Favouring the more theoretical phases of presentation in the morning hours and leave the more interactive activities for the afternoon;
Involving the students in the planning phase of the activities to be carried out;
Involving experts from the reference sector to skilfully and punctually deal with problems concerning the personal experiences of the students;
Referring the themes which appear to be more theoretical to the personal experiences of the students favouring the surfacing of their experiences and actual examples.
In all the cases the stress is on the fact that after an initial mistrust of the students (and in some cases of the teachers involved) on the proposed activities a clear increase in interest and participation of the group is shown that is also witnessed by the outcomes of the questionnaires to the final beneficiaries at the end of testing.
From the point of view of the trainers involved some significant elements emerged, in some cases defined as unexpected, in relation to the themes dealt with, that is worth mentioning:
many of the involved students struggle to catalogue the use of alcohol as an abuse while they are more familiar talking about drug abuse;

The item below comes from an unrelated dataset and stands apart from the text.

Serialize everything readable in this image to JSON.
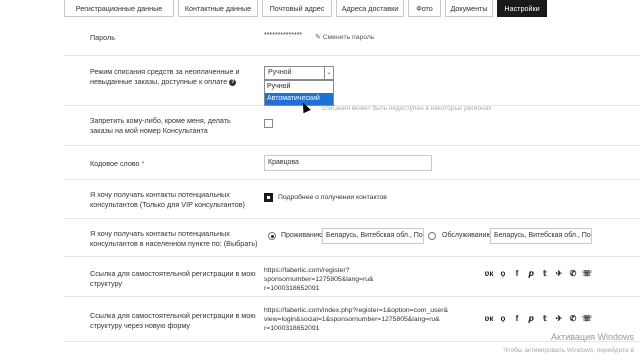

there is still much confusion about the legislation on abuse despite the fact that some themes are now usually dealt with by media, this shows the ineffectiveness of many of the conveyed messages, on the contrary after completing the proposed kits the students prove to have appreciably increased their awareness.
The theme of alcohol abuse in many cases has led to the appearance of problematic personal and family experiences, an element which has us think about the need not to underestimate the importance of regularly addressing this theme in school curricula.
As regards the students involved in testing the alcohol and drug abuse kits those involved in the testing of bullying and media violence kits appear to have less prior knowledge and direct experience on the issue.The point of view of studentsAt the end of testing the students who took part in the testing were asked to answer anonymously a questionnaire which would record their interest in the activities carried out and their perception on the effectiveness of proposed instruments.
Below, there is a series of charts which outline what came out of the answers. For each question there is a corresponding chart which contains the answers expressed as a percentage of all students (notwithstanding the kit they received) and one where it is possible to distinguish the answer percentage in relation to the specific programme (Media violence, Peer violence and bullying, violence related to drug assumption, violence related to alcohol abuse). The percentage data refers to a sample of over 400 students who answered the questionnaires given by the various partners involved.
The first question asked aimed at checking